At the end of recess Mrs. Walters rose off the teacher’s bench and somberly walked over to me. She explained that if I apologized to Amy I would be forgiven and no further action would be taken. I pleaded my case, explaining that I was only acting out in self defense. I told her there was nothing to apologize for, that I was innocent of all guilt. Mrs. Walters replied that until I apologized to Amy, whether or not I was wrong, Ms. Barter and I would be spending our recess on the detention wall together for the rest of the school year. I thought the idea of an eternal recess detention with Amy to be my own private hell, but I knew there was absolutely no way I could apologize for protecting my own chin against her attack. How could I apologize when I had done nothing but befriend, care for and aide my bully in the plight to gain the love of the
young suitor bad boy she adored.

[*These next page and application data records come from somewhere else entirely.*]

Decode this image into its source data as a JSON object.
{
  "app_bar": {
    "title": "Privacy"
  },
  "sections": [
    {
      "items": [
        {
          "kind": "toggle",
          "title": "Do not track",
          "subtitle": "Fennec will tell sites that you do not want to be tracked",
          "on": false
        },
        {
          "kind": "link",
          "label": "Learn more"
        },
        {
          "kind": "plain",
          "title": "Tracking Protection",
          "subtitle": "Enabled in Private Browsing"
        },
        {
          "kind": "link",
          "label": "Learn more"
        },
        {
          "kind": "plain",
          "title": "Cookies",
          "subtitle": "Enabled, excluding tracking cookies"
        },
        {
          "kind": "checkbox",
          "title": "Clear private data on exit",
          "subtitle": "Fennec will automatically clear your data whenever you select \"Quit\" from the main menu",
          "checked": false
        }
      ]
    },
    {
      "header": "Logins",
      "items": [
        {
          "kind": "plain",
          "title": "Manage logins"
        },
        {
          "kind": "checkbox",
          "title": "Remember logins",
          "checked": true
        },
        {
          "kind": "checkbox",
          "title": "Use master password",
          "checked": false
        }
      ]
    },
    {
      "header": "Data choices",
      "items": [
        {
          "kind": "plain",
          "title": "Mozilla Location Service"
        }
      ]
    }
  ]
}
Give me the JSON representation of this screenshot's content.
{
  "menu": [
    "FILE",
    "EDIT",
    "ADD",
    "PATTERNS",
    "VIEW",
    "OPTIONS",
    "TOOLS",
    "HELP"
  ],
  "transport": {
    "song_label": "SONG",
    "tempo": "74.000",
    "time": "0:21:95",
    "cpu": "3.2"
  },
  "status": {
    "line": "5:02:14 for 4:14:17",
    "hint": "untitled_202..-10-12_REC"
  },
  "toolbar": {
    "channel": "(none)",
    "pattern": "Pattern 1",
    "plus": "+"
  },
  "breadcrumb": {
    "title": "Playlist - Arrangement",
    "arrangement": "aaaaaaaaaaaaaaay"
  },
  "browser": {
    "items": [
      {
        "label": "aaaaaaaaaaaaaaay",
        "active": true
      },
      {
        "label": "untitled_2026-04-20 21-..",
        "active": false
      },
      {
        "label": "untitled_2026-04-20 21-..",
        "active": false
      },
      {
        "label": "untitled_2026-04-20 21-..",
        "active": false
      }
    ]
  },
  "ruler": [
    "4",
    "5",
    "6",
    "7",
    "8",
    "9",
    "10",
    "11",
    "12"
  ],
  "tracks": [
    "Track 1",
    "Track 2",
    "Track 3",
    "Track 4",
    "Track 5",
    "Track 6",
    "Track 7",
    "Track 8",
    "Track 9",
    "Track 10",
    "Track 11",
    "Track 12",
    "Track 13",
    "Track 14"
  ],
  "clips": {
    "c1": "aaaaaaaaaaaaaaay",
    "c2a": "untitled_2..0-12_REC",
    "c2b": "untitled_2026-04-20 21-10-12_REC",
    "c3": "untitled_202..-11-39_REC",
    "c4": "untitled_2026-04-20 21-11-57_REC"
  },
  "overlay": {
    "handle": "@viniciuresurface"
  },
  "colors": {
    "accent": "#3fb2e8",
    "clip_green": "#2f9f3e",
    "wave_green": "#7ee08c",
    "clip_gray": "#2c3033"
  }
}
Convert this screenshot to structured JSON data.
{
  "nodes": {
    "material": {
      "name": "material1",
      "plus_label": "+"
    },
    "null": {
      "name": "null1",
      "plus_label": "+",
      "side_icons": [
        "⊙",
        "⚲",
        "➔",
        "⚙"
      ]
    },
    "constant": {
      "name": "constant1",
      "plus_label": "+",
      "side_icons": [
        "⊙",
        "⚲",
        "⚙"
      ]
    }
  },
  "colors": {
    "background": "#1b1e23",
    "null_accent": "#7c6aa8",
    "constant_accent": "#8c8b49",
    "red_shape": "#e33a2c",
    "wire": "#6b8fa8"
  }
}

Our recess P.O.W. situation stood at a stalemate for three days straight, both parties making sure to stare off blankly into every direction but that of the other. By the third day my non-deodorized armpits were pooling with sweat. At the sight of my state I believe my teacher feared a possible mistreatment lawsuit. Mrs. Walters called me up to her recess bench on the fourth day and explained that if Amy and I shook hands, we would be free to join the rest of the 5th graders on the playground. I took inventory of my convictions and concluded that as long as she approached me, I would oblige her handshake sans an apology. Amy approached me and thrust her cold fish palm in my direction. Avoiding eye, contact I mirrored her gesture. One shake. Done. Mrs. Walters seemed less pleased than annoyed, but the situation had run its course. Amy and I turned our backs on the P.O.W. wall and sprinted towards opposite sides of the playground.
I remember little of what followed our last year of grade school. In retrospect it seems as if Amy slowly floated off into the background. That summer my parents decided to send me to private school and I never heard from Amy Barter again. I encountered many more bullies through middle and high school, even befriending a few reformed ‘ former bullies’ along the way, but your first bully always sticks with you. Much like your first ex boyfriend.
In 5th grade, I learned that not all is right in the world. Vindication is not guaranteed. Sometimes bullies win. Sometimes the innocent are punished. Sometimes turning the other cheek means gaining two black eyes. Sometimes there is no resolution. However, eventually, bullies will disappear in to the background. Jealousy, insecurity, strife and envy have no root in my life; but they are at the root of every bullying action.
When bullies win, let them win. Shake their hand and let them fade into the background. Go home to your loved ones, kiss their faces (whether bearded, furry, baby faced or wrinkled) and let yourself be reminded that bullying will never win a love like the love you share with those who feed your soul. Bullies may win a place of status, a big promotion, popularity, fame or fortune; but bullying will never win the love of another. At the end of the day, if you have found yourself in a place that is surrounded by love, YOU have won.
So when bullies win, let them think they’ve won. The prize they’re earning is far less valuable than the love you hold dear.
(All events recounted are 100% true, however the names of the guilty have been changed. I did some social media recon and was unable to find Amy ‘Barter’ on Facebook, you know, for research purposes. I’m pretty sure she and Chris never really panned out but it’s fun to imagine her somewhere out there in the great blue yonder indefinitely right swiping him on Tinder. He, of course, swipes left every time.)